Table 2.  Additional feedstuffs (pounds, as fed) per cow to maintain BCS, weaning at 148 vs. 240 days* 

 

Days since calving

 

148-168

169-189

190-210

211-240

Total

Grass hay

178

141

108

81

508

Corn grain

94

74

57

43

267

Corn silage

300

238

183

137

857

*Not providing these additional resources would cause a cow starting at BCS 5 to lose about half a condition score during this timeframe.

 

Weather’s role

Another influencer is the weather. In parts of the country where winter is more pronounced, the changes in daily requirements can be significant. Table 3 describes the additional feed needed for a clean and dry cow on a day that is slightly windy and has a temperature of 10 degrees Fahrenheit.

Table 3.  Daily added pounds of feed needed to maintain BCS on a 10oF day with a 10-mph wind

 

Pounds, as fed

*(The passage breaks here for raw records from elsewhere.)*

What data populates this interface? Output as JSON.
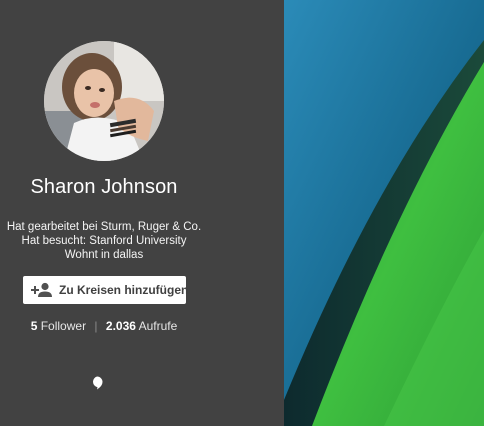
{
  "profile": {
    "name": "Sharon Johnson",
    "details": [
      "Hat gearbeitet bei Sturm, Ruger & Co.",
      "Hat besucht: Stanford University",
      "Wohnt in dallas"
    ],
    "add_button_label": "Zu Kreisen hinzufügen",
    "followers_count": "5",
    "followers_label": "Follower",
    "separator": "|",
    "views_count": "2.036",
    "views_label": "Aufrufe"
  },
  "icons": {
    "add_person": "person-add-icon",
    "comment": "comment-icon"
  },
  "colors": {
    "panel_background": "#424242",
    "cover_blue": "#1f6f9a",
    "cover_green": "#35b43c",
    "button_background": "#ffffff"
  }
}
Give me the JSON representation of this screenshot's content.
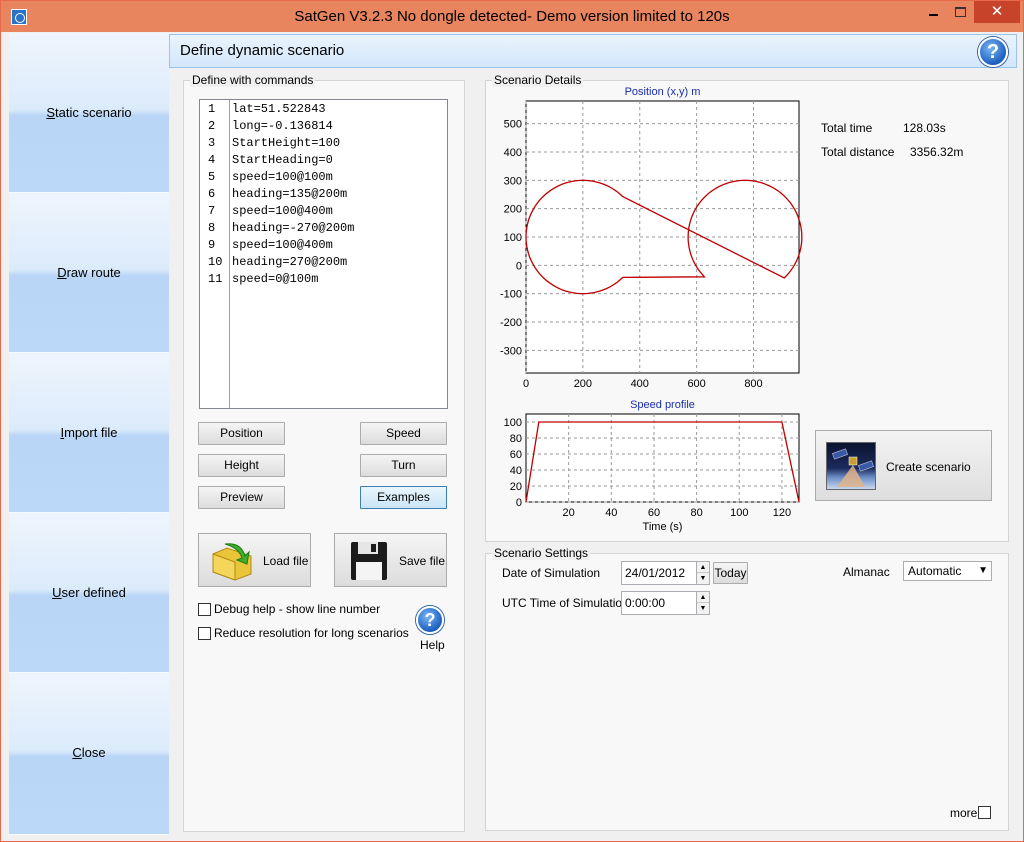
{
  "window": {
    "title": "SatGen V3.2.3 No dongle detected- Demo version limited to 120s",
    "close_glyph": "✕"
  },
  "sidebar": {
    "items": [
      {
        "label_first": "S",
        "label_rest": "tatic scenario"
      },
      {
        "label_first": "D",
        "label_rest": "raw route"
      },
      {
        "label_first": "I",
        "label_rest": "mport file"
      },
      {
        "label_first": "U",
        "label_rest": "ser defined"
      },
      {
        "label_first": "C",
        "label_rest": "lose"
      }
    ]
  },
  "header": {
    "title": "Define dynamic scenario",
    "help_glyph": "?"
  },
  "commands": {
    "group_label": "Define with commands",
    "lines": [
      {
        "n": "1",
        "text": "lat=51.522843"
      },
      {
        "n": "2",
        "text": "long=-0.136814"
      },
      {
        "n": "3",
        "text": "StartHeight=100"
      },
      {
        "n": "4",
        "text": "StartHeading=0"
      },
      {
        "n": "5",
        "text": "speed=100@100m"
      },
      {
        "n": "6",
        "text": "heading=135@200m"
      },
      {
        "n": "7",
        "text": "speed=100@400m"
      },
      {
        "n": "8",
        "text": "heading=-270@200m"
      },
      {
        "n": "9",
        "text": "speed=100@400m"
      },
      {
        "n": "10",
        "text": "heading=270@200m"
      },
      {
        "n": "11",
        "text": "speed=0@100m"
      }
    ],
    "buttons": {
      "position": "Position",
      "speed": "Speed",
      "height": "Height",
      "turn": "Turn",
      "preview": "Preview",
      "examples": "Examples"
    },
    "load_file": "Load file",
    "save_file": "Save file",
    "debug_help": "Debug help - show line number",
    "reduce_resolution": "Reduce resolution for long scenarios",
    "help_label": "Help"
  },
  "details": {
    "group_label": "Scenario Details",
    "total_time_label": "Total time",
    "total_time_value": "128.03s",
    "total_distance_label": "Total distance",
    "total_distance_value": "3356.32m",
    "create_scenario": "Create scenario"
  },
  "chart_data": [
    {
      "type": "line",
      "title": "Position (x,y) m",
      "xlabel": "",
      "ylabel": "",
      "xlim": [
        0,
        960
      ],
      "ylim": [
        -380,
        580
      ],
      "xticks": [
        0,
        200,
        400,
        600,
        800
      ],
      "yticks": [
        -300,
        -200,
        -100,
        0,
        100,
        200,
        300,
        400,
        500
      ],
      "grid": true,
      "series": [
        {
          "description": "figure-eight path: circle centered (200,100) r=200, straight diagonal to circle centered (770,100) r=200, back through (485,100)",
          "color": "#c00000"
        }
      ]
    },
    {
      "type": "line",
      "title": "Speed profile",
      "xlabel": "Time (s)",
      "ylabel": "",
      "xlim": [
        0,
        128
      ],
      "ylim": [
        0,
        110
      ],
      "xticks": [
        20,
        40,
        60,
        80,
        100,
        120
      ],
      "yticks": [
        0,
        20,
        40,
        60,
        80,
        100
      ],
      "grid": true,
      "x": [
        0,
        6,
        120,
        128
      ],
      "values": [
        0,
        100,
        100,
        0
      ],
      "color": "#c00000"
    }
  ],
  "settings": {
    "group_label": "Scenario Settings",
    "date_label": "Date of Simulation",
    "date_value": "24/01/2012",
    "today_button": "Today",
    "utc_label": "UTC Time of Simulation",
    "utc_value": "0:00:00",
    "almanac_label": "Almanac",
    "almanac_value": "Automatic",
    "more_label": "more"
  }
}
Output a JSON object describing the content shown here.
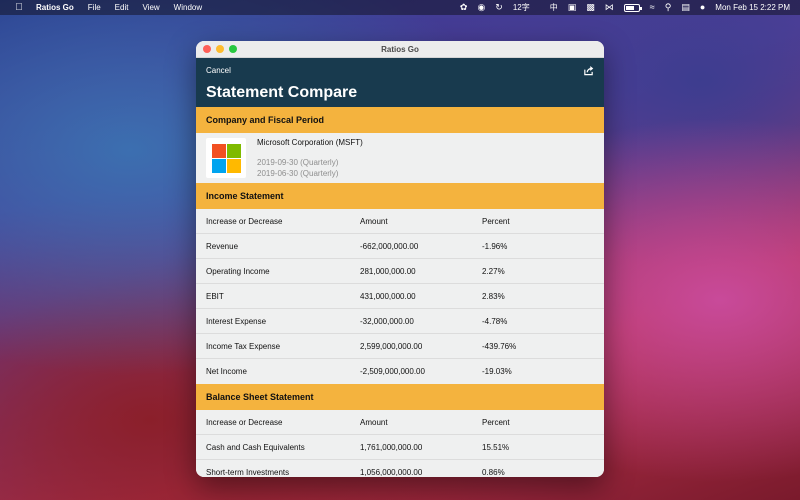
{
  "menubar": {
    "app_name": "Ratios Go",
    "menus": [
      "File",
      "Edit",
      "View",
      "Window"
    ],
    "input_method": "12字",
    "ime_char": "中",
    "datetime": "Mon Feb 15  2:22 PM"
  },
  "window": {
    "title": "Ratios Go",
    "cancel_label": "Cancel",
    "page_title": "Statement Compare"
  },
  "company_section": {
    "header": "Company and Fiscal Period",
    "company_name": "Microsoft Corporation (MSFT)",
    "period_1": "2019-09-30 (Quarterly)",
    "period_2": "2019-06-30 (Quarterly)",
    "logo_colors": [
      "#f25022",
      "#7fba00",
      "#00a4ef",
      "#ffb900"
    ]
  },
  "income_statement": {
    "header": "Income Statement",
    "columns": [
      "Increase or Decrease",
      "Amount",
      "Percent"
    ],
    "rows": [
      {
        "label": "Revenue",
        "amount": "-662,000,000.00",
        "percent": "-1.96%"
      },
      {
        "label": "Operating Income",
        "amount": "281,000,000.00",
        "percent": "2.27%"
      },
      {
        "label": "EBIT",
        "amount": "431,000,000.00",
        "percent": "2.83%"
      },
      {
        "label": "Interest Expense",
        "amount": "-32,000,000.00",
        "percent": "-4.78%"
      },
      {
        "label": "Income Tax Expense",
        "amount": "2,599,000,000.00",
        "percent": "-439.76%"
      },
      {
        "label": "Net Income",
        "amount": "-2,509,000,000.00",
        "percent": "-19.03%"
      }
    ]
  },
  "balance_sheet": {
    "header": "Balance Sheet Statement",
    "columns": [
      "Increase or Decrease",
      "Amount",
      "Percent"
    ],
    "rows": [
      {
        "label": "Cash and Cash Equivalents",
        "amount": "1,761,000,000.00",
        "percent": "15.51%"
      },
      {
        "label": "Short-term Investments",
        "amount": "1,056,000,000.00",
        "percent": "0.86%"
      }
    ]
  },
  "colors": {
    "navbar": "#183a4e",
    "section_header": "#f4b33e",
    "row_background": "#eff0f0"
  }
}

Grass hay

10.2

Corn grain

5.4

Corn silage

17.2

 

Additionally, these effects are cumulative. For example, when feeding corn silage, not only does the cow need an additional 17.2 pounds for managing cold stress, but she will require another estimated 4.5 pounds when prolonging lactation. This equates to an additional 22 pounds of corn silage required daily, simply to maintain condition.

Adding condition

A common situation is trying to put a “little condition” on cattle. Findings by the National Research Council (NRC) in 2000 have provided us with the information necessary to determine the appropriate nutrition required to change condition (Table 4). While each condition score results in roughly the same change in weight for a given cow (80–100 pounds), the composition of gain changes (more fat, less protein). Thus, it takes more energy to achieve each pound of weight gain for a cow with a BCS 5 compared to one with a BCS 3. 

Table 4.  Energy reserves for cows with different body weight (BW) and BCS (NRC, 2000)

 

Mature BW (pounds) at BCS 5

BCS

1,200

1,300

1,400

1,500

3

172

186

200

214

4

196

212

229

245

5

226

245

264

283

6

264

286

308

330

7

311

337

363

389

*Mcal NE required or provided to change condition score

 

So, how is this information practically applied? Cow feeding decisions require the following considerations:

  • What change in BCS is desired?
  • How many days do we have to make this change?

Referencing the same 1,300-pound cow moving from a BCS 4 to a BCS 5 in 80 days, Table 5 represents the additional pounds of feed needed daily for 80 days to achieve this goal.

Table 5.  Additional feed per day for a 1,300-pound cow to move from a BCS 4 to a BCS 5 in 80 days

 

Pounds, as fed

Grass hay

14.4

Corn grain

5.5

Corn silage

19.0

 

Intake alone is not sufficient to increase BCS score. More energy-dense feedstuffs must be utilized.  Adding condition is extremely difficult in early lactation, especially when dealing with cold stress. This emphasizes the need to recognize the opportune times to add body condition and manage feed resources.

It is well established that proper BCS management is critical to a cow’s ability to reproduce. However, what isn’t as intuitive is what needs to be done to make the necessary changes. The information to help you make the appropriate changes is available; if you have a plan and seek products and answers that work, results will follow.